The obvious answer is the ancient Olympic Games, first established in 776 BC (according to legend), when Herakles1, Paeonaeus, Epimedes, Iasius and Idas raced at Olympia to honour Zeus. Olympia has been a site of religious activity since as early as the 10th century BC:
Extensive deposits filled with ash and votive offerings from the sanctuary of Olympia indicate the existence of an early long cult tradition dating back to the 10th century and on. Since no buildings have survived from this early period, we must assume that these earliest offerings were placed directly on the altars, or displayed in open.

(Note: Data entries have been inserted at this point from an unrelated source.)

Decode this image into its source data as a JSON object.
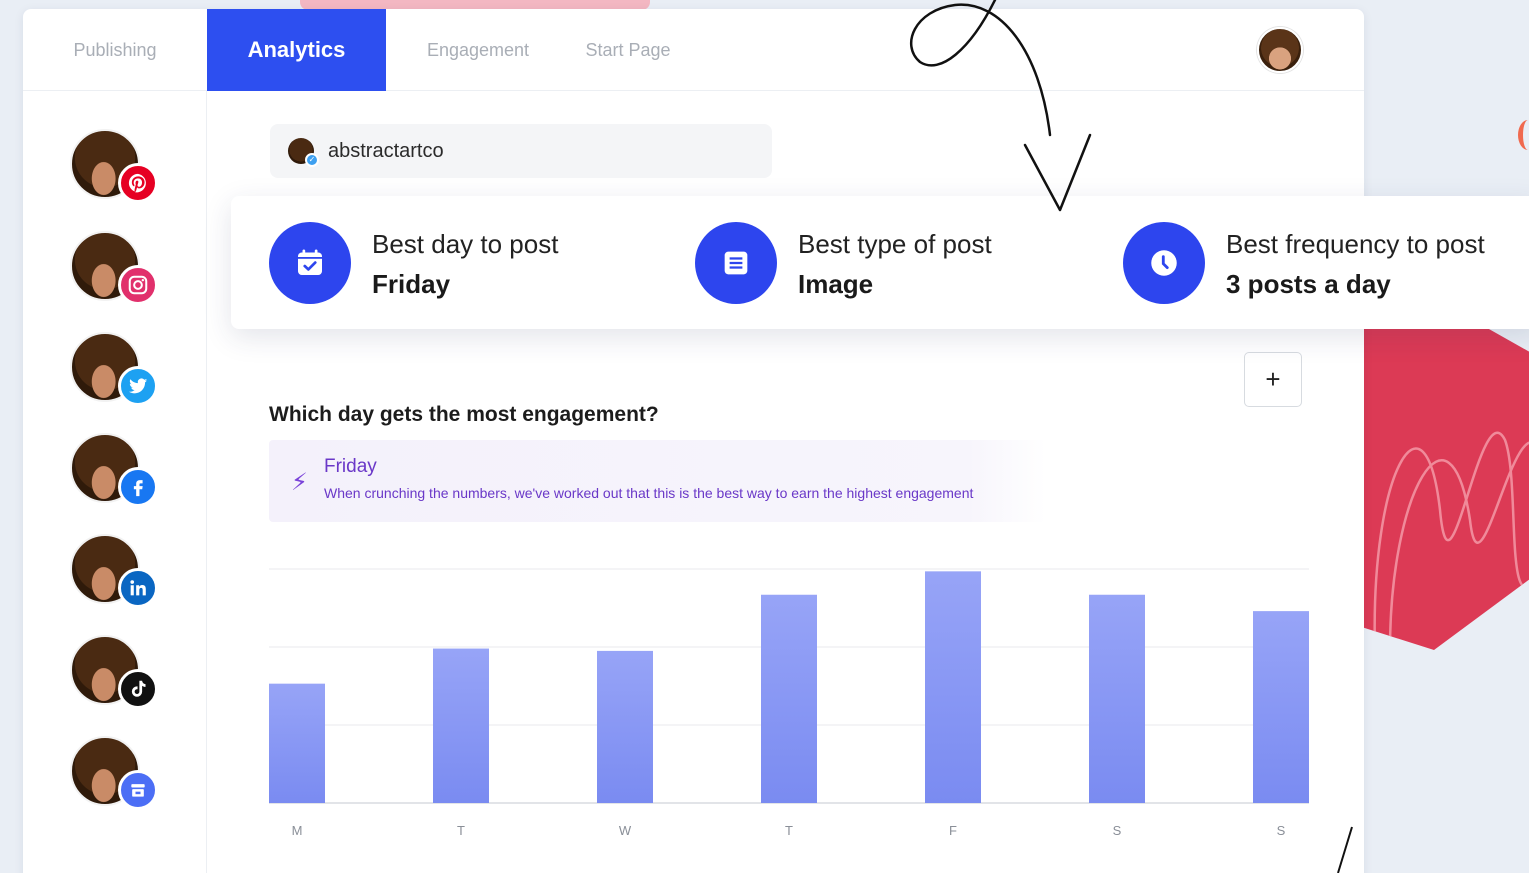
{
  "nav": {
    "tabs": [
      {
        "label": "Publishing"
      },
      {
        "label": "Analytics"
      },
      {
        "label": "Engagement"
      },
      {
        "label": "Start Page"
      }
    ],
    "active_tab": "Analytics"
  },
  "sidebar": {
    "profiles": [
      {
        "network": "pinterest",
        "icon": "pinterest-icon",
        "color": "#e60023"
      },
      {
        "network": "instagram",
        "icon": "instagram-icon",
        "color": "#e1306c"
      },
      {
        "network": "twitter",
        "icon": "twitter-icon",
        "color": "#1da1f2"
      },
      {
        "network": "facebook",
        "icon": "facebook-icon",
        "color": "#1877f2"
      },
      {
        "network": "linkedin",
        "icon": "linkedin-icon",
        "color": "#0a66c2"
      },
      {
        "network": "tiktok",
        "icon": "tiktok-icon",
        "color": "#111111"
      },
      {
        "network": "google-business",
        "icon": "store-icon",
        "color": "#4c6ef5"
      }
    ]
  },
  "account": {
    "name": "abstractartco"
  },
  "best": [
    {
      "label": "Best day to post",
      "value": "Friday",
      "icon": "calendar-icon"
    },
    {
      "label": "Best type of post",
      "value": "Image",
      "icon": "document-icon"
    },
    {
      "label": "Best frequency to post",
      "value": "3 posts a day",
      "icon": "clock-icon"
    }
  ],
  "engagement": {
    "title": "Which day gets the most engagement?",
    "add_button": "+",
    "insight_title": "Friday",
    "insight_text": "When crunching the numbers, we've worked out that this is the best way to earn the highest engagement"
  },
  "chart_data": {
    "type": "bar",
    "categories": [
      "M",
      "T",
      "W",
      "T",
      "F",
      "S",
      "S"
    ],
    "values": [
      51,
      66,
      65,
      89,
      99,
      89,
      82
    ],
    "ylim": [
      0,
      100
    ],
    "grid": true,
    "bar_color": "#8a9af5",
    "highlight": "F"
  },
  "colors": {
    "accent": "#2d4ff0",
    "insight": "#6a38c8"
  }
}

The region of Elis organized the first Olympic festival in the 8th century BC. According to the tradition, the Olympic games were first held in 776 BC. They included one single athletic event, the one-stade race, won by Coroebus of Elis, the first victor of the Olympic games we know of. Around 700 BC, the site was subject to major reorganization: the ground was levelled off, and many wells were dug to the east. Changes were made at the northern borders of the sanctuary too. Gradually, the programs of the Olympic festivals expanded to include other athletic events for boys.
Do the ancient Olympic Games count as international though? Participation was restricted to free born Greek males2, the judges were called "Ἑλλανοδίκαι"3 and Alexander I of Macedon had to prove his Hellenic ancestry before being allowed to compete as Herodotus reports in Τερψιχόρη (22):
Now that the men of this family are Greeks, sprung from Perdiccas, as they themselves affirm, is a thing which I can declare of my own knowledge, and which I will hereafter make plainly evident. That they are so has been already adjudged by those who manage the Pan-Hellenic contest at Olympia. For when Alexander wished to contend in the games, and had come to Olympia with no other view, the Greeks who were about to run against him would have excluded him from the contest- saying that Greeks only were allowed to contend, and not barbarians. But Alexander proved himself to be an Argive, and was distinctly adjudged a Greek; after which he entered the lists for the foot-race, and was drawn to run in the first pair. Thus was this matter settled.
Alexander had also proclaimed his Hellenic heritage when acting as an emissary for Mardonius, prior to the Battle of Salamis:
"Men of Athens, that which I am about to say I trust to your honour; and I charge you to keep it secret from all excepting Pausanias, if you would not bring me to destruction. Had I not greatly at heart the common welfare of Greece, I should not have come to tell you; but I am myself a Greek by descent, and I would not willingly see Greece exchange freedom for slavery. Know then that Mardonius and his army cannot obtain favourable omens; had it not been for this, they would have fought with you long ago. Now, however, they have determined to let the victims pass unheeded, and, as soon as day dawns, to engage in battle. Mardonius, I imagine, is afraid that, if he delays, you will increase in number. Make ready then to receive him. Should he however still defer the combat, do you abide where you are; for his provisions will not hold out many more days. If ye prosper in this war, forget not to do something for my freedom; consider the risk I have run, out of zeal for the Greek cause, to acquaint you with what Mardonius intends, and to save you from being surprised by the barbarians. I am Alexander of Macedon."
The key word in both passages is "barbarian", a word that at the time was a colloquial description of non Greeks. The most common theory for the word's origin is the "bar bar" sound that Greeks claimed non Greeks sounded like. This is what "Greek" mostly meant at the time, a common language, and not so much a common ethnicity or nationality, at least not by today's definitions.
While speaking Greek was a requirement for participating in all four Panhellenic Games, the competing city-states were independent and autonomous entities, often at war with each other. The Olympic Truce and the tradition of announcing alliances between city states during the Games are further evidence that, at least for the era's definition, the Games were international.
Interestingly, the first recorded case of a naturalized athlete was in the 100th Games, when Sotades competed as an Ephesian citizen, while having won the δόλιχος long distance race for his birthplace, Crete, in the previous games. Pausanias in Ἑλλάδος περιήγησις reports that Sotades was bribed by the Ephesians to run for them (effectively changing citizenship) and was banished from Crete afterwards.
The Games became decisively international after the Roman conquest of Greece, with Roman Emperors Tiberius and Nero and Armenian Prince Varazdat being recorded as Olympic victors.
1 Not the well known demigod, but an Idaean dactyl.
2 But see: Cynisca
3 Literally "Judges of the Greeks"